Recorded data
• • • • •

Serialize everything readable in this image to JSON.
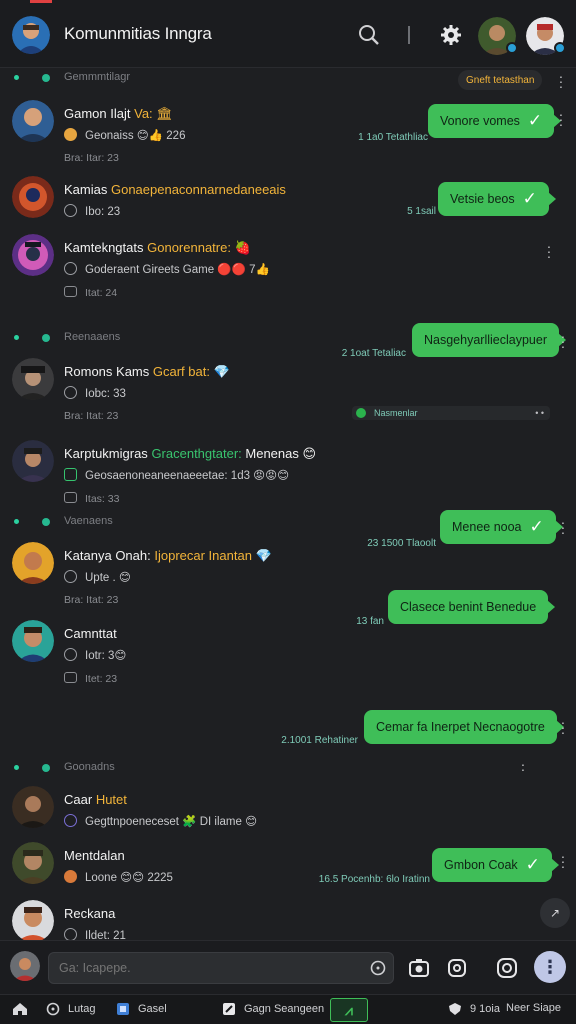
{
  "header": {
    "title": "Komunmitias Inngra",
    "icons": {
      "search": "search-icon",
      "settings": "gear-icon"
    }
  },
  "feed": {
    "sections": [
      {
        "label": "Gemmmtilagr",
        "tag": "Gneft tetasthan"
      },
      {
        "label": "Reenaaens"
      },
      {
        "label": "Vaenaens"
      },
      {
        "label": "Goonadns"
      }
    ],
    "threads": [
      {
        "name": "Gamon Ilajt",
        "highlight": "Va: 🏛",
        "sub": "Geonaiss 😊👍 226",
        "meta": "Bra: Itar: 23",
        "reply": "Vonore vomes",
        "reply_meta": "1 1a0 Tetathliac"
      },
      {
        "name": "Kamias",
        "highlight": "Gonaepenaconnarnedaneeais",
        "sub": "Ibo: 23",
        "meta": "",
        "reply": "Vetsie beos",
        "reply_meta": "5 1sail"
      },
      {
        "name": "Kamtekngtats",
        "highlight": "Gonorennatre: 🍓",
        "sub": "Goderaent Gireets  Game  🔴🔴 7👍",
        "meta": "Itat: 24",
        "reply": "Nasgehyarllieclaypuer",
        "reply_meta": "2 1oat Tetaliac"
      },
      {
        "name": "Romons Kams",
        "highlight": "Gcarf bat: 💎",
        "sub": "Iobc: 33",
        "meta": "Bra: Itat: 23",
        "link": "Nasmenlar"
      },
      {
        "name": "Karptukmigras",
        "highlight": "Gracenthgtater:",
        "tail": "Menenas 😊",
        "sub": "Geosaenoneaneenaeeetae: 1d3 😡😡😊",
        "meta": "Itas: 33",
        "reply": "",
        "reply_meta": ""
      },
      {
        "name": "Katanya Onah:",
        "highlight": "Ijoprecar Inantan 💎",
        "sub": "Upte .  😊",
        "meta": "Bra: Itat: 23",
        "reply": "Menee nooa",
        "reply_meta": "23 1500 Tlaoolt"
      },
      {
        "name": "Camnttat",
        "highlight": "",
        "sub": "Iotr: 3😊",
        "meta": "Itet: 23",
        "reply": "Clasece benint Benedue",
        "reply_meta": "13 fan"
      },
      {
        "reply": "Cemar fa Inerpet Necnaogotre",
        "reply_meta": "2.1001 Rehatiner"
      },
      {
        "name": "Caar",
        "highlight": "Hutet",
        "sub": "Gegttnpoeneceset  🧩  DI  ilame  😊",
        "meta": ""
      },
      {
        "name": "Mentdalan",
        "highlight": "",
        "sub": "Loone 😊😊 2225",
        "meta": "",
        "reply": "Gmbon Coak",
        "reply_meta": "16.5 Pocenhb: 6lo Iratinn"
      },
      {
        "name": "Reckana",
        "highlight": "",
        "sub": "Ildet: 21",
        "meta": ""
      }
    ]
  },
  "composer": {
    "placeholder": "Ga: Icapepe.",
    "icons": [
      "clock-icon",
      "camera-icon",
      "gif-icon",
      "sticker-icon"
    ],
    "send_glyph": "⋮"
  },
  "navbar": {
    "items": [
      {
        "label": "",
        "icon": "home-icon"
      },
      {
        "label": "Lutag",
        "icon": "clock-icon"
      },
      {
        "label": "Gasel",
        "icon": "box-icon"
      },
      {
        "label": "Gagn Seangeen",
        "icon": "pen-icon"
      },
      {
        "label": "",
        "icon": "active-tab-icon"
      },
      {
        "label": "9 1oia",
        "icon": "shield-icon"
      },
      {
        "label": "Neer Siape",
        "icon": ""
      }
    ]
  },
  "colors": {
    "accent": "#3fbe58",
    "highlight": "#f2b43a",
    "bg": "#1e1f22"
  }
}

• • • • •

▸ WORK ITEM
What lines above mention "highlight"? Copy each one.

▸ ANSWER BELOW
        "highlight": "Va: 🏛",
        "highlight": "Gonaepenaconnarnedaneeais",
        "highlight": "Gonorennatre: 🍓",
        "highlight": "Gcarf bat: 💎",
        "highlight": "Gracenthgtater:",
        "highlight": "Ijoprecar Inantan 💎",
        "highlight": "",
        "highlight": "Hutet",
        "highlight": "",
        "highlight": "",
    "highlight": "#f2b43a",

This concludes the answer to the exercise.